RE: [funsec] Not so fast, broadband providers tell big users (fwd)

I do admit that I haven't been keeping up on BPL technology lately, as
I am not in [and know only one person living in] an area where power
lines are the only cabled connection to the world. My point was more
that there are areas where it's simply impractical to put out many of
the today-common technologies for broadband.

In British Columbia, Canada, they replaced the copper intercity network
with fibre back in the early 90s. Maybe intercity is the wrong word
considering I saw them running fibre 25 miles from Enderby to Mabel
Lake. Look here on Google Maps,-118.970
There is actually a road to Mabel lake which you can see in the
satellite photo snaking through a valley of small farms. Most of those
brown patches are cutblocks up in the mountains where they have
harvested logs and nobody lives up there. There is a village at the
intersection where a road goes south and another where the road meets
the lake. At the time, a telco worker told me that they were mining
copper, i.e. they chopped up and collected the copper cable after the
fibre came online.

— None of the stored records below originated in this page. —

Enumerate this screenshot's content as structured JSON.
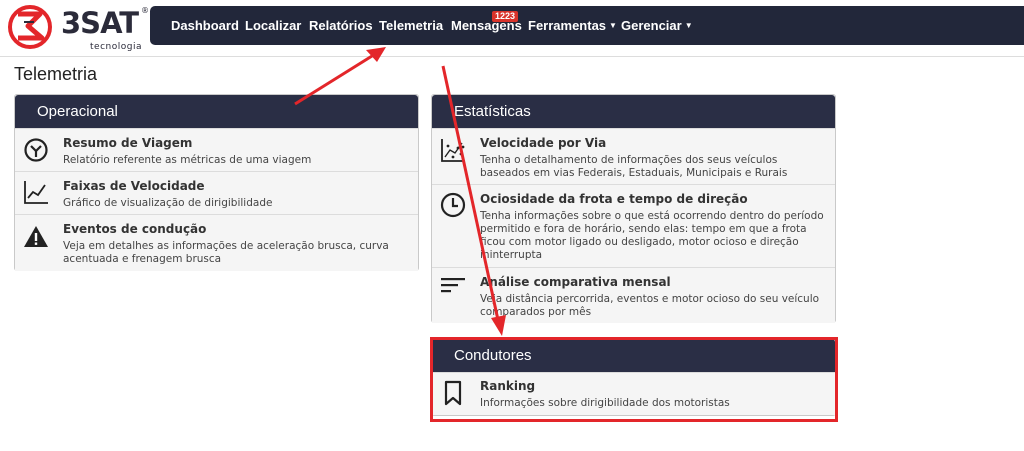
{
  "brand": {
    "name": "3SAT",
    "registered": "®",
    "tagline": "tecnologia",
    "accent": "#e3262a",
    "dark": "#2b2b3a"
  },
  "nav": {
    "items": [
      {
        "label": "Dashboard"
      },
      {
        "label": "Localizar"
      },
      {
        "label": "Relatórios"
      },
      {
        "label": "Telemetria"
      },
      {
        "label": "Mensagens"
      },
      {
        "label": "Ferramentas",
        "dropdown": true
      },
      {
        "label": "Gerenciar",
        "dropdown": true
      }
    ],
    "messages_badge": "1223",
    "background": "#22273a",
    "badge_color": "#d9332b"
  },
  "page": {
    "title": "Telemetria"
  },
  "panels": {
    "operacional": {
      "title": "Operacional",
      "items": [
        {
          "icon": "speed-gauge-icon",
          "title": "Resumo de Viagem",
          "desc": [
            "Relatório referente as métricas de uma viagem"
          ]
        },
        {
          "icon": "line-chart-icon",
          "title": "Faixas de Velocidade",
          "desc": [
            "Gráfico de visualização de dirigibilidade"
          ]
        },
        {
          "icon": "warning-icon",
          "title": "Eventos de condução",
          "desc": [
            "Veja em detalhes as informações de aceleração brusca, curva",
            "acentuada e frenagem brusca"
          ]
        }
      ]
    },
    "estatisticas": {
      "title": "Estatísticas",
      "items": [
        {
          "icon": "scatter-chart-icon",
          "title": "Velocidade por Via",
          "desc": [
            "Tenha o detalhamento de informações dos seus veículos",
            "baseados em vias Federais, Estaduais, Municipais e Rurais"
          ]
        },
        {
          "icon": "clock-icon",
          "title": "Ociosidade da frota e tempo de direção",
          "desc": [
            "Tenha informações sobre o que está ocorrendo dentro do período",
            "permitido e fora de horário, sendo elas: tempo em que a frota",
            "ficou com motor ligado ou desligado, motor ocioso e direção",
            "ininterrupta"
          ]
        },
        {
          "icon": "bars-icon",
          "title": "Análise comparativa mensal",
          "desc": [
            "Veja distância percorrida, eventos e motor ocioso do seu veículo",
            "comparados por mês"
          ]
        }
      ]
    },
    "condutores": {
      "title": "Condutores",
      "items": [
        {
          "icon": "bookmark-icon",
          "title": "Ranking",
          "desc": [
            "Informações sobre dirigibilidade dos motoristas"
          ]
        }
      ]
    }
  },
  "annotation_color": "#e3262a"
}
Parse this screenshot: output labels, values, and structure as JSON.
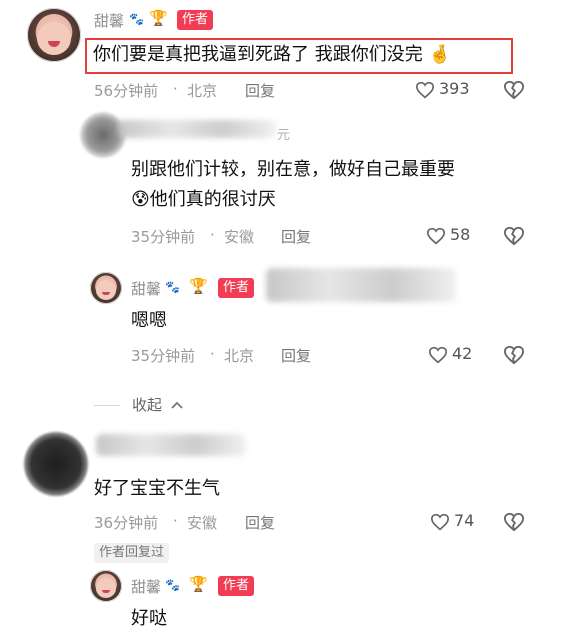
{
  "colors": {
    "accent_red": "#f23c54",
    "highlight_border": "#e3403a",
    "meta_gray": "#9a9a9a"
  },
  "author_badge": "作者",
  "reply_label": "回复",
  "comment1": {
    "username": "甜馨",
    "text": "你们要是真把我逼到死路了 我跟你们没完",
    "emoji": "🤞",
    "time": "56分钟前",
    "location": "北京",
    "likes": "393"
  },
  "comment2": {
    "username_suffix": "元",
    "text_line1": "别跟他们计较，别在意，做好自己最重要",
    "emoji": "😰",
    "text_line2": "他们真的很讨厌",
    "time": "35分钟前",
    "location": "安徽",
    "likes": "58"
  },
  "reply1": {
    "username": "甜馨",
    "text": "嗯嗯",
    "time": "35分钟前",
    "location": "北京",
    "likes": "42"
  },
  "collapse_label": "收起",
  "comment3": {
    "text": "好了宝宝不生气",
    "time": "36分钟前",
    "location": "安徽",
    "likes": "74",
    "author_replied": "作者回复过"
  },
  "reply2": {
    "username": "甜馨",
    "text": "好哒"
  }
}
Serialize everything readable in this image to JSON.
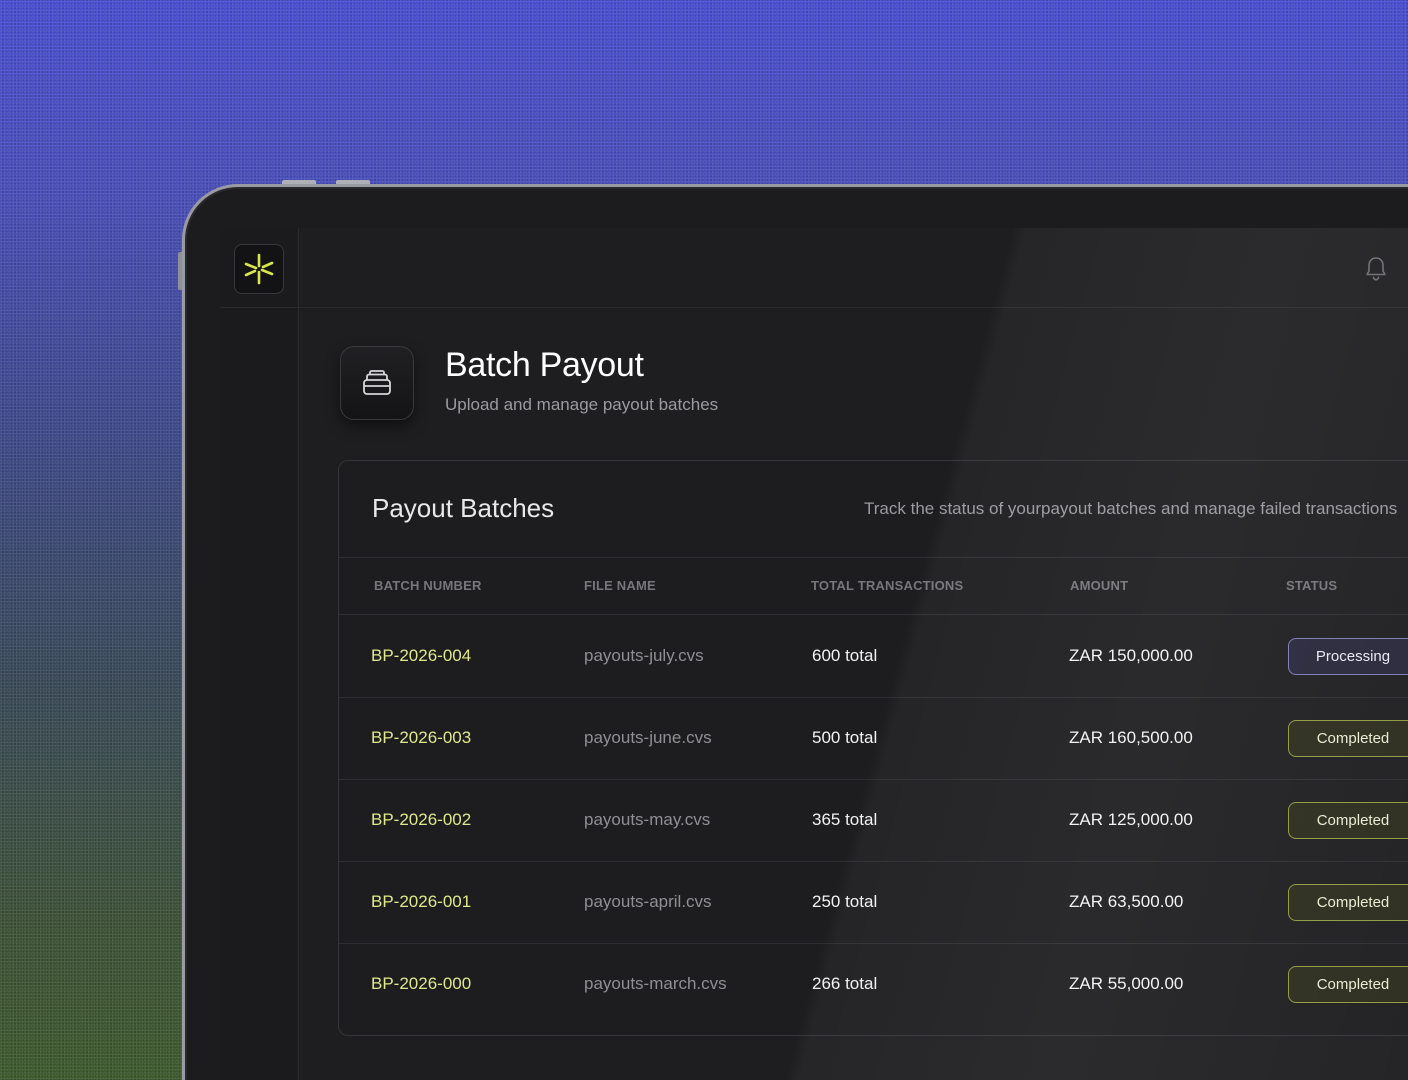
{
  "colors": {
    "accent_yellow": "#dfe88a",
    "processing_border": "#7e7ab0",
    "completed_border": "#8f9a3c",
    "background_top": "#4a4fd0",
    "background_bottom": "#3e5a2e"
  },
  "sidebar": {
    "logo_icon": "asterisk-logo-icon"
  },
  "topbar": {
    "notification_icon": "bell-icon"
  },
  "header": {
    "icon": "stack-icon",
    "title": "Batch Payout",
    "subtitle": "Upload and manage payout batches"
  },
  "card": {
    "title": "Payout Batches",
    "description": "Track the status of yourpayout batches and manage failed transactions"
  },
  "table": {
    "columns": [
      "BATCH NUMBER",
      "FILE NAME",
      "TOTAL TRANSACTIONS",
      "AMOUNT",
      "STATUS"
    ],
    "rows": [
      {
        "batch": "BP-2026-004",
        "file": "payouts-july.cvs",
        "total": "600 total",
        "amount": "ZAR 150,000.00",
        "status": "Processing"
      },
      {
        "batch": "BP-2026-003",
        "file": "payouts-june.cvs",
        "total": "500 total",
        "amount": "ZAR 160,500.00",
        "status": "Completed"
      },
      {
        "batch": "BP-2026-002",
        "file": "payouts-may.cvs",
        "total": "365 total",
        "amount": "ZAR 125,000.00",
        "status": "Completed"
      },
      {
        "batch": "BP-2026-001",
        "file": "payouts-april.cvs",
        "total": "250 total",
        "amount": "ZAR 63,500.00",
        "status": "Completed"
      },
      {
        "batch": "BP-2026-000",
        "file": "payouts-march.cvs",
        "total": "266 total",
        "amount": "ZAR 55,000.00",
        "status": "Completed"
      }
    ]
  }
}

When I did some work in another BC city, Prince Rupert, we faced the
problem of how to get broadband into the city because the main
connection was microwave bounced off a station on top of a nearby
mountain. Hiway 16 into the city
10&ll=54.24597,-130.001221&spn=0.380349,1.255188&iwloc=addr ran for a
long way with rocky cliffs above on one side and rocky cliffs below to
the river on the other side. The only place to put fibre would be to
plow right into the gravel fill under the pavement. I don't know if they
ever did that but, in general, if people live in a location, there
should be a feasible way to get fibre there. It might cost a lot, but
that is another question. In mountainous areas with low population, then
some form of point-to-point wireless such as microwave, wifi multihop or
optical wireless can be used.

Note that in really wild and hairy areas, you can get away with laying
fibre on top of the ground although I doubt that any "official"
organization would accept that. I remember a guy who lived out towards
Mabel Lake who powered a water pump for his cattle by running a parallel
fence wire under the power lines and stealing a few watts by induction.

Really, people in remote rural areas need to band together and do the
research to find out how others are solving these problems in other
states, other countries and even other continents, such as Africa.

--Michael Dillon